== Task to carry out ==
Scan the data, and whenever a line contains "date", copy it.
[[ Records for the task open ]]
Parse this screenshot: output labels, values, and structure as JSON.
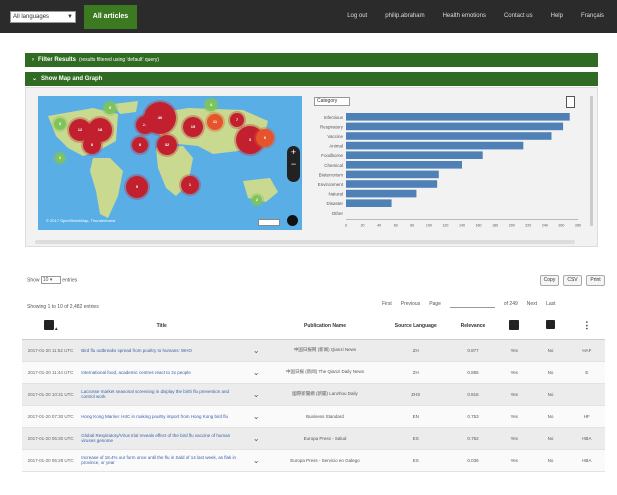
{
  "nav": {
    "language": "All languages",
    "all_articles": "All articles",
    "links": [
      "Log out",
      "philip.abraham",
      "Health emotions",
      "Contact us",
      "Help",
      "Français"
    ]
  },
  "filters": {
    "filter_results": "Filter Results",
    "filter_results_sub": "(results filtered using 'default' query)",
    "show_map": "Show Map and Graph"
  },
  "map": {
    "attribution": "© 2017 OpenStreetMap, Thunderforest",
    "clusters": [
      "3",
      "12",
      "8",
      "18",
      "5",
      "22",
      "40",
      "8",
      "32",
      "15",
      "4",
      "11",
      "7",
      "3",
      "6",
      "2",
      "1",
      "2",
      "9"
    ]
  },
  "chart_data": {
    "type": "bar",
    "orientation": "horizontal",
    "selector": "Category",
    "categories": [
      "Infectious",
      "Respiratory",
      "Vaccine",
      "Animal",
      "Foodborne",
      "Chemical",
      "Bioterrorism",
      "Environment",
      "Natural",
      "Disaster",
      "Other"
    ],
    "values": [
      270,
      262,
      248,
      214,
      165,
      140,
      112,
      110,
      85,
      55,
      0
    ],
    "xlim": [
      0,
      280
    ],
    "ticks": [
      "0",
      "20",
      "40",
      "60",
      "80",
      "100",
      "120",
      "140",
      "160",
      "180",
      "200",
      "220",
      "240",
      "260",
      "280"
    ],
    "bar_color": "#4f81b6"
  },
  "table_controls": {
    "show_label": "Show",
    "show_value": "10",
    "entries_label": "entries",
    "buttons": [
      "Copy",
      "CSV",
      "Print"
    ],
    "showing": "Showing 1 to 10 of 2,482 entries",
    "pager": [
      "First",
      "Previous",
      "Page",
      "of 249",
      "Next",
      "Last"
    ]
  },
  "table": {
    "headers": [
      "",
      "Title",
      "",
      "Publication Name",
      "Source Language",
      "Relevance",
      "",
      "",
      ""
    ],
    "rows": [
      {
        "date": "2017-01-20 11:52 UTC",
        "title": "Bird flu outbreaks spread from poultry to humans: WHO",
        "pub": "中国日报网 (新闻) Qianzi News",
        "lang": "ZH",
        "rel": "0.877",
        "a": "Yes",
        "b": "No",
        "c": "HAF"
      },
      {
        "date": "2017-01-20 11:44 UTC",
        "title": "International food, academic centres react to 2x people",
        "pub": "中国日报 (新闻) The Qianzi Daily News",
        "lang": "ZH",
        "rel": "0.855",
        "a": "Yes",
        "b": "No",
        "c": "E"
      },
      {
        "date": "2017-01-20 10:31 UTC",
        "title": "Lacrosse market seasonal screening in display the birth flu prevention and control work",
        "pub": "國際新聞網 (新聞) Lanzhou Daily",
        "lang": "ZHS",
        "rel": "0.816",
        "a": "Yes",
        "b": "No",
        "c": ""
      },
      {
        "date": "2017-01-20 07:30 UTC",
        "title": "Hong Kong Marine: H4C in making poultry import from Hong Kong bird flu",
        "pub": "Business Standard",
        "lang": "EN",
        "rel": "0.753",
        "a": "Yes",
        "b": "No",
        "c": "HF"
      },
      {
        "date": "2017-01-20 05:30 UTC",
        "title": "Global Respiratory/Virus trial reveals effect of the bird flu vaccine of human viruses genome",
        "pub": "Europa Press - Salud",
        "lang": "ES",
        "rel": "0.762",
        "a": "Yes",
        "b": "No",
        "c": "HBA"
      },
      {
        "date": "2017-01-20 05:28 UTC",
        "title": "Increase of 18.4% our form once until the flu in Sald of 14 last week, as flak in province, or year",
        "pub": "Europa Press - Servicio en Galego",
        "lang": "ES",
        "rel": "0.036",
        "a": "Yes",
        "b": "No",
        "c": "HBA"
      }
    ]
  }
}
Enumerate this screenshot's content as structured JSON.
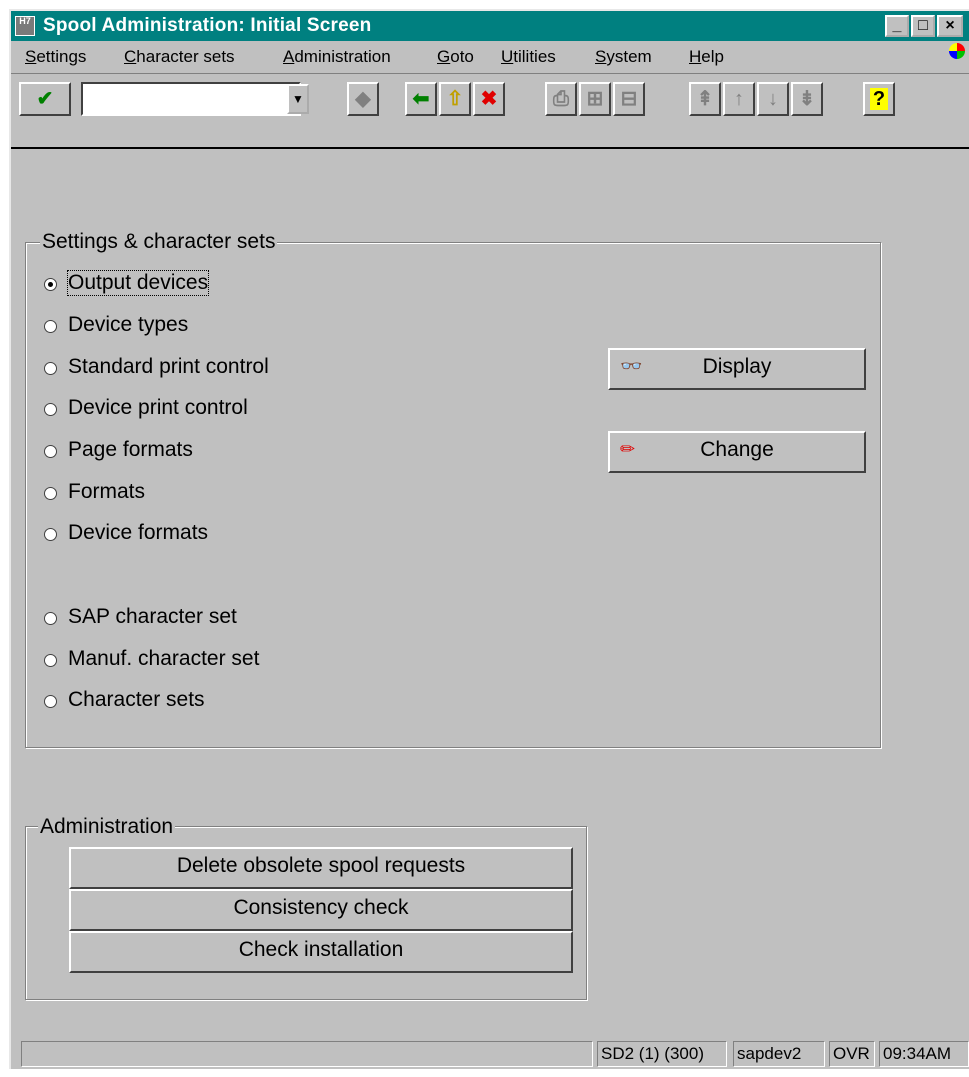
{
  "window": {
    "title": "Spool Administration: Initial Screen",
    "icon_text": "H7"
  },
  "menubar": {
    "items": [
      "Settings",
      "Character sets",
      "Administration",
      "Goto",
      "Utilities",
      "System",
      "Help"
    ]
  },
  "toolbar": {
    "command_value": ""
  },
  "settings_group": {
    "label": "Settings & character sets",
    "options": [
      "Output devices",
      "Device types",
      "Standard print control",
      "Device print control",
      "Page formats",
      "Formats",
      "Device formats",
      "SAP character set",
      "Manuf. character set",
      "Character sets"
    ],
    "selected": "Output devices",
    "display_label": "Display",
    "change_label": "Change"
  },
  "admin_group": {
    "label": "Administration",
    "buttons": [
      "Delete obsolete spool requests",
      "Consistency check",
      "Check installation"
    ]
  },
  "statusbar": {
    "message": "",
    "system": "SD2 (1) (300)",
    "server": "sapdev2",
    "mode": "OVR",
    "time": "09:34AM"
  },
  "colors": {
    "titlebar": "#008080",
    "background": "#c0c0c0",
    "confirm_green": "#008000",
    "cancel_red": "#e00000",
    "help_yellow": "#ffff00"
  }
}
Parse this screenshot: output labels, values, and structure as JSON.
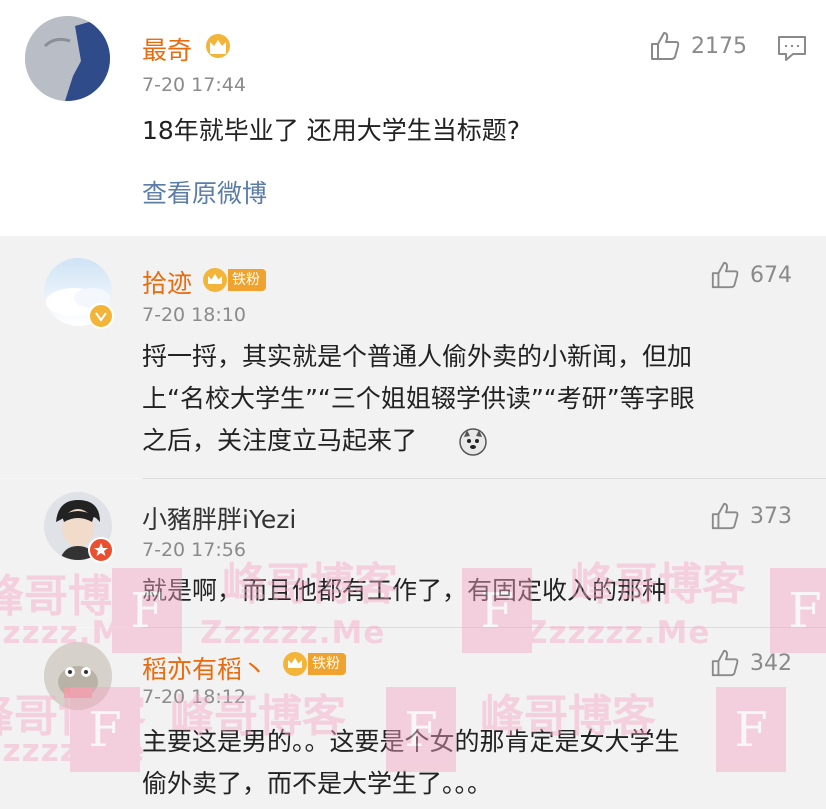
{
  "main_comment": {
    "username": "最奇",
    "time": "7-20 17:44",
    "likes": "2175",
    "text": "18年就毕业了 还用大学生当标题?",
    "view_original": "查看原微博"
  },
  "replies": [
    {
      "username": "拾迹",
      "badge": "铁粉",
      "time": "7-20 18:10",
      "likes": "674",
      "lines": [
        "捋一捋，其实就是个普通人偷外卖的小新闻，但加",
        "上“名校大学生”“三个姐姐辍学供读”“考研”等字眼",
        "之后，关注度立马起来了"
      ]
    },
    {
      "username": "小豬胖胖iYezi",
      "time": "7-20 17:56",
      "likes": "373",
      "lines": [
        "就是啊，而且他都有工作了，有固定收入的那种"
      ]
    },
    {
      "username": "稻亦有稻丶",
      "badge": "铁粉",
      "time": "7-20 18:12",
      "likes": "342",
      "lines": [
        "主要这是男的。。这要是个女的那肯定是女大学生",
        "偷外卖了，而不是大学生了。。。"
      ]
    }
  ],
  "watermark": {
    "cn": "峰哥博客",
    "en": "Zzzzzz.Me",
    "letter": "F"
  },
  "icons": {
    "like": "thumbs-up-icon",
    "comment": "comment-icon",
    "crown": "vip-crown-icon",
    "verified": "verified-badge-icon",
    "emoji": "husky-emoji-icon"
  },
  "colors": {
    "username": "#e86b0f",
    "link": "#5b7da8",
    "badge": "#f0a22e"
  }
}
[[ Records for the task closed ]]
== Solved problem ==
        "date": "2017-01-20 11:52 UTC",
        "date": "2017-01-20 11:44 UTC",
        "date": "2017-01-20 10:31 UTC",
        "date": "2017-01-20 07:30 UTC",
        "date": "2017-01-20 05:30 UTC",
        "date": "2017-01-20 05:28 UTC",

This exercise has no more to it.